The research, which was published in the Journal of American Medical Association (JAMA) Internal Medicine, relied on a survey of almost 44,000 US women, with a follow-up five years later.
The women were classified according to their level of exposure to artificial light at night (ALAN) which came from a variety of sources, from small nightlights or clock radios to light shining in from the street to televisions or room lights.
One of the key findings was that women who slept with a television or a light on in the room were 17 per cent more likely to have gained five kilograms (11 pounds) or more during the study period.
The correlation remained strong even after controlling for factors like sleep duration, diet, and physical activity.
Although the authors cautioned they could not definitely draw a causal link, they said their findings added to a growing body of evidence that supports sleeping in a dark room.
"Public health strategies to decrease obesity might consider interventions aimed at reducing ALAN while sleeping," wrote Dale Sandler and Yong-Moon Mark Park of the National Institute of Environmental Health Sciences in North Carolina and coauthors.
They suggested that the light may be suppressing production of melatonin, thereby disruption circadian rhythm and eating patterns.
Other possibilities were that light acts as a "chronic stressor" disrupting the release of stress hormones such as glucocorticoids that play a part in regulating food intake, or that there may be another mechanism at work that affects metabolism directly.

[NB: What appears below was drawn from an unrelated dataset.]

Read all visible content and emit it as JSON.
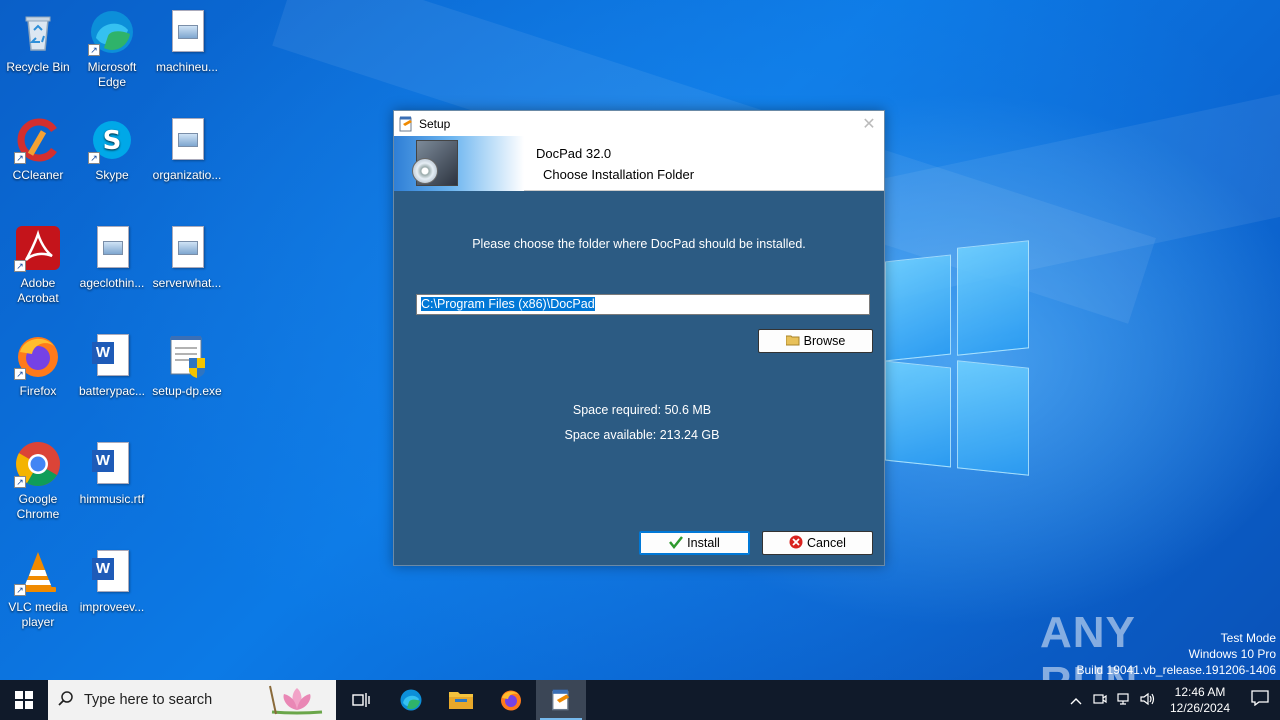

The authors acknowledged several limitations including that the data was self-reported and they did not know how intense various light sources were.
High light exposure may also "reflect a constellation of measures of socioeconomic disadvantage and unhealthy lifestyle behaviours, all of which could contribute to weight gain and obesity."
Commenting on the paper, Malcolm von Schantz, a professor of Chronobiology at the University of Surrey in Britain said: "What is novel with this paper is that it is a longitudinal study comparing the weight of the same individuals at baseline and more than five years later."
He added: "These new findings won't change the advice to maintain good sleep hygiene, and avoid light and electronic distractions in the bedroom, but they add further strength to the case for this advice."